THE TASK: If a line in the records below contains the word "Game", return that line.

**** SUPPLIED MATERIAL ****

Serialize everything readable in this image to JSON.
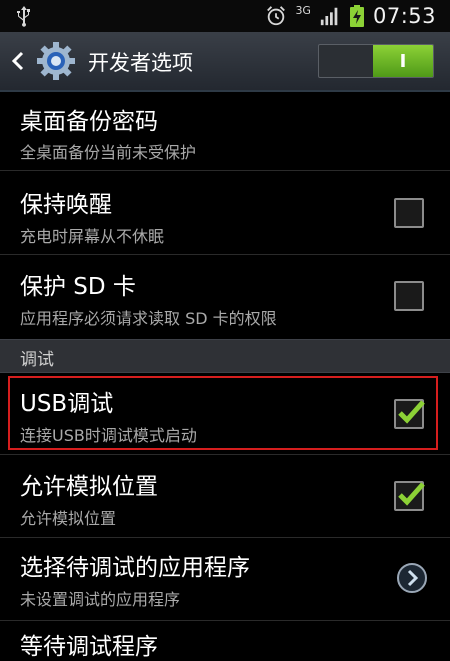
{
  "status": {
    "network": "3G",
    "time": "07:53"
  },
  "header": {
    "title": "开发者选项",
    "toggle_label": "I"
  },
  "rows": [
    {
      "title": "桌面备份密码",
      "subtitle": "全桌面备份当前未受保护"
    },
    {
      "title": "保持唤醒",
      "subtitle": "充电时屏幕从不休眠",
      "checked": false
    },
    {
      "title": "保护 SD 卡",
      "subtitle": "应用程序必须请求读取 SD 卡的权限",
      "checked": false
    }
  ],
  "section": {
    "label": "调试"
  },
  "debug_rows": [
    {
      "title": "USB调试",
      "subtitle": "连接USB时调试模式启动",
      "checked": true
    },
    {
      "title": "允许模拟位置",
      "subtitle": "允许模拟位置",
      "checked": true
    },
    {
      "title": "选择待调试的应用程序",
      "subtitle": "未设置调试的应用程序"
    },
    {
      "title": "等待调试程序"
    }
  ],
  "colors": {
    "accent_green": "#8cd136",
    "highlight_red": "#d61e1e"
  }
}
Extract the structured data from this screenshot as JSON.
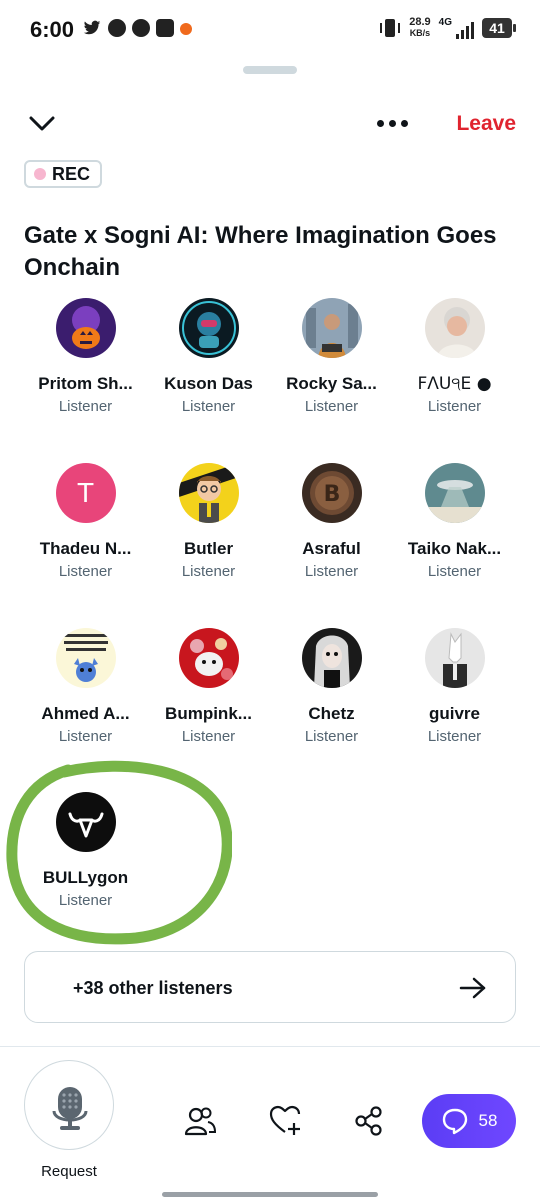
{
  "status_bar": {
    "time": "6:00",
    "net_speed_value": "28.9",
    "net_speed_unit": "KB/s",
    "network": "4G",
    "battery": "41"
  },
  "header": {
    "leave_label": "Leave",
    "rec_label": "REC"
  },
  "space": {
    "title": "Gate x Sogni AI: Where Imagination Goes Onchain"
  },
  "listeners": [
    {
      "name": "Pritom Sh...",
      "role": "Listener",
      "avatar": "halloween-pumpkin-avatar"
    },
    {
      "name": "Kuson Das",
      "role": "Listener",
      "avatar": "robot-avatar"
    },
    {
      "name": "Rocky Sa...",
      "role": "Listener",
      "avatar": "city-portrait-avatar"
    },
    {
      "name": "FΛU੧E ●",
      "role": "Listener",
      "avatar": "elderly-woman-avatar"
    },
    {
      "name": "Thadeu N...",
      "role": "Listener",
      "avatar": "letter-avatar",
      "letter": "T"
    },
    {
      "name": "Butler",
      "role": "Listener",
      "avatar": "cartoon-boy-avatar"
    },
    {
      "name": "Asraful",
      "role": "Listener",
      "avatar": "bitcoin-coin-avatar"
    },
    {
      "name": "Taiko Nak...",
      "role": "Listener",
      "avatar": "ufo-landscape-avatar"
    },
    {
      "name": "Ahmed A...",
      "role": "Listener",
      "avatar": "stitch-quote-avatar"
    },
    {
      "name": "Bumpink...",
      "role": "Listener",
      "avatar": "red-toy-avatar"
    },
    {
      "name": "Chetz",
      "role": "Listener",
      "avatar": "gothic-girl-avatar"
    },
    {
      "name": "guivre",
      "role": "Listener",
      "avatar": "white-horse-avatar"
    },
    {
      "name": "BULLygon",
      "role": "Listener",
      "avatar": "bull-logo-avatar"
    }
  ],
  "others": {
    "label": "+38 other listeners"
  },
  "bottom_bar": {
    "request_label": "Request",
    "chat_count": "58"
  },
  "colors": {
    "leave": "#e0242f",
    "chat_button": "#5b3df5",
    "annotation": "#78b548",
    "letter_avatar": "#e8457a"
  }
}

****
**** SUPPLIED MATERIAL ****

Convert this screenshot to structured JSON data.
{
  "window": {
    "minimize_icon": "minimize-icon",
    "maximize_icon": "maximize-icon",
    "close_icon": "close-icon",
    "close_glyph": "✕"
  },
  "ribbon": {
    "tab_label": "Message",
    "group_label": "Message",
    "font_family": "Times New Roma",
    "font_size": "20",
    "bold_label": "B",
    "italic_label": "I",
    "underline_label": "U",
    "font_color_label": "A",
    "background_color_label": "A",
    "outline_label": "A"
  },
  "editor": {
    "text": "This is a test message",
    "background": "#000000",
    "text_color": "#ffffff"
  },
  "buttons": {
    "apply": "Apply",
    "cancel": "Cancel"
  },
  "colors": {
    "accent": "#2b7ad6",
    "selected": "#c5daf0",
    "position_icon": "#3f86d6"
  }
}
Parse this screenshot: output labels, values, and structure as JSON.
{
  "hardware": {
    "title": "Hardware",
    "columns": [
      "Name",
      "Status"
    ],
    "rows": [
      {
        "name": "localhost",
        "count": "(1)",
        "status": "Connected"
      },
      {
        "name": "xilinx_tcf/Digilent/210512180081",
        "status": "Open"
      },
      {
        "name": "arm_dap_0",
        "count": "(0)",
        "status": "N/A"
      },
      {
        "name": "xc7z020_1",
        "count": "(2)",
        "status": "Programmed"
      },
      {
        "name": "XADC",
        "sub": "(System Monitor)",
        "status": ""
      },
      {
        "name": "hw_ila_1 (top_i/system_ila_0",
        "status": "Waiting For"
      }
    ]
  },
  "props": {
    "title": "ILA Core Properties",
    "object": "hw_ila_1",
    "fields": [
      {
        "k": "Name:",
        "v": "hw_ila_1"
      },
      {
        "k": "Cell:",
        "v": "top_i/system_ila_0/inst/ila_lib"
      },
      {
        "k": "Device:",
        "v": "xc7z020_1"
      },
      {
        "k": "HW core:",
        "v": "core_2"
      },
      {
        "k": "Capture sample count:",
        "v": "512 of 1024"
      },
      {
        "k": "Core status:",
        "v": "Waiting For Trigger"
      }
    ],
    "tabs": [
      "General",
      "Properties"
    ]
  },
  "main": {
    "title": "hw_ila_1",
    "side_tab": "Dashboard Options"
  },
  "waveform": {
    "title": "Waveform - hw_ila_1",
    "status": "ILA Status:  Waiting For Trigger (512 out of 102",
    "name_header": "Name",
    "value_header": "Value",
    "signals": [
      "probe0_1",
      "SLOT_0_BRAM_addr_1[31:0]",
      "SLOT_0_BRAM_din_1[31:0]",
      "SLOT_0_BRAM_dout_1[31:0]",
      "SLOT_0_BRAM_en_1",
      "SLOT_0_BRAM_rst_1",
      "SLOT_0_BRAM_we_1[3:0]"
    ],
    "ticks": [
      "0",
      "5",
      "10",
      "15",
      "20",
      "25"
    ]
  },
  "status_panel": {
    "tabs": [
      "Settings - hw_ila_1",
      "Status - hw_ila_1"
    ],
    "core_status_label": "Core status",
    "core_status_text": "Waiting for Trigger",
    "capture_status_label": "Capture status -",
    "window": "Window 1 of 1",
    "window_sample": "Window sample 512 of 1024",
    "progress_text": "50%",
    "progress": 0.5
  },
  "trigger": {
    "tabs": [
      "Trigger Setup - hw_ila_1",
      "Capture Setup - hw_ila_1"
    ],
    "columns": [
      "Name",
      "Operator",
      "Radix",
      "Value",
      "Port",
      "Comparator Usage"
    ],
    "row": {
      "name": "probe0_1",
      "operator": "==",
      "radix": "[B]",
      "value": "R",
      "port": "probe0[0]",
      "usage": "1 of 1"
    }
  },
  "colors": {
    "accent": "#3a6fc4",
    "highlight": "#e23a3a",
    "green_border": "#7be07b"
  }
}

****
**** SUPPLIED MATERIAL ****

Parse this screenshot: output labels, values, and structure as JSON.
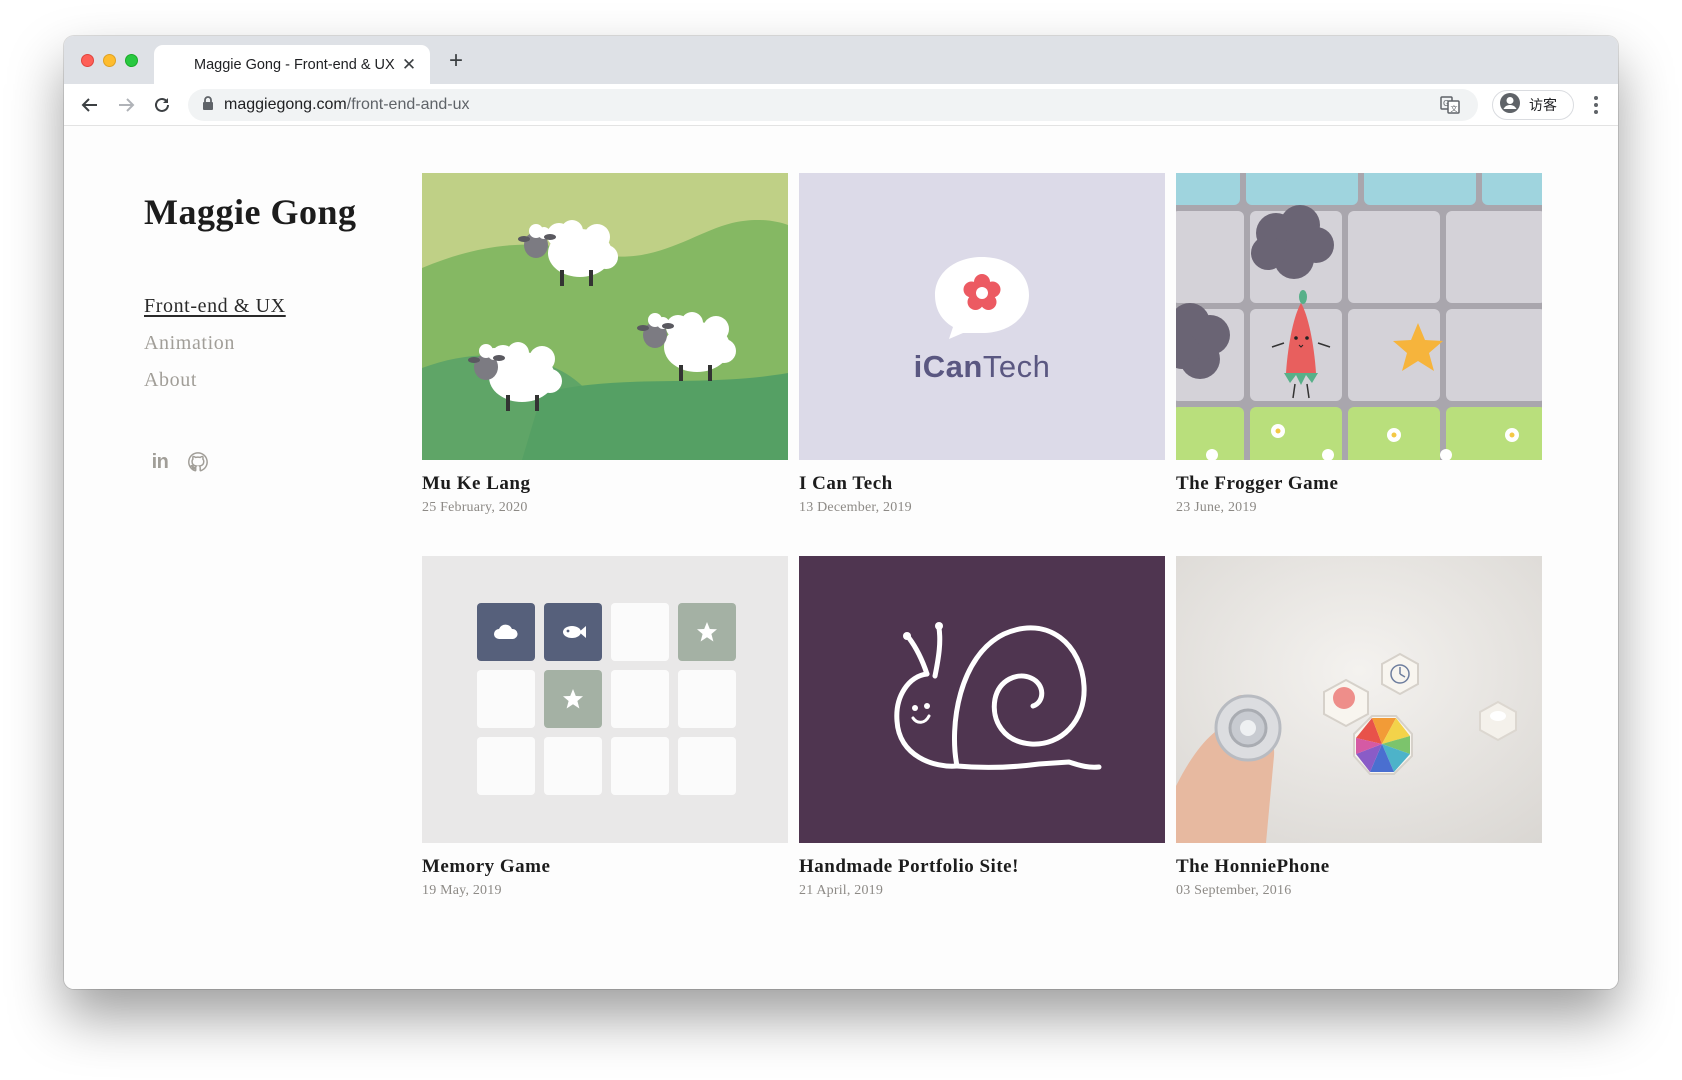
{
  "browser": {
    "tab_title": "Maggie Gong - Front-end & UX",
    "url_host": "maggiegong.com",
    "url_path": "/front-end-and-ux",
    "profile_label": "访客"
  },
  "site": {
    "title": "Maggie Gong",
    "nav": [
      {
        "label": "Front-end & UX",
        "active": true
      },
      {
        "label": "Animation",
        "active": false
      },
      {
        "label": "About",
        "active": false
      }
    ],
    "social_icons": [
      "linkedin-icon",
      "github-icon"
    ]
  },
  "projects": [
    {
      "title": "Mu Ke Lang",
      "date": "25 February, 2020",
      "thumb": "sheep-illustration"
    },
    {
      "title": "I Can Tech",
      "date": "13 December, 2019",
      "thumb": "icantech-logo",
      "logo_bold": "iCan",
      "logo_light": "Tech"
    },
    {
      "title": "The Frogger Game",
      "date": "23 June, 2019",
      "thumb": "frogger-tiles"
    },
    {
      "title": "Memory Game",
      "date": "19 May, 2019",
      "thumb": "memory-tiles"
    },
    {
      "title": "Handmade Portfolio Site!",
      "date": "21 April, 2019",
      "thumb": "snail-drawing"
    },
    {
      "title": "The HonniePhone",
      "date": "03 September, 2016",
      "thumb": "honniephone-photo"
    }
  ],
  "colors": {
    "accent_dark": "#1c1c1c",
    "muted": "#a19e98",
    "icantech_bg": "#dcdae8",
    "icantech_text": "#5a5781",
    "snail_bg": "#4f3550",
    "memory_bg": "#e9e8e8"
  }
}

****

YOUR SOLUTION:
      "title": "The Frogger Game",
      "title": "Memory Game",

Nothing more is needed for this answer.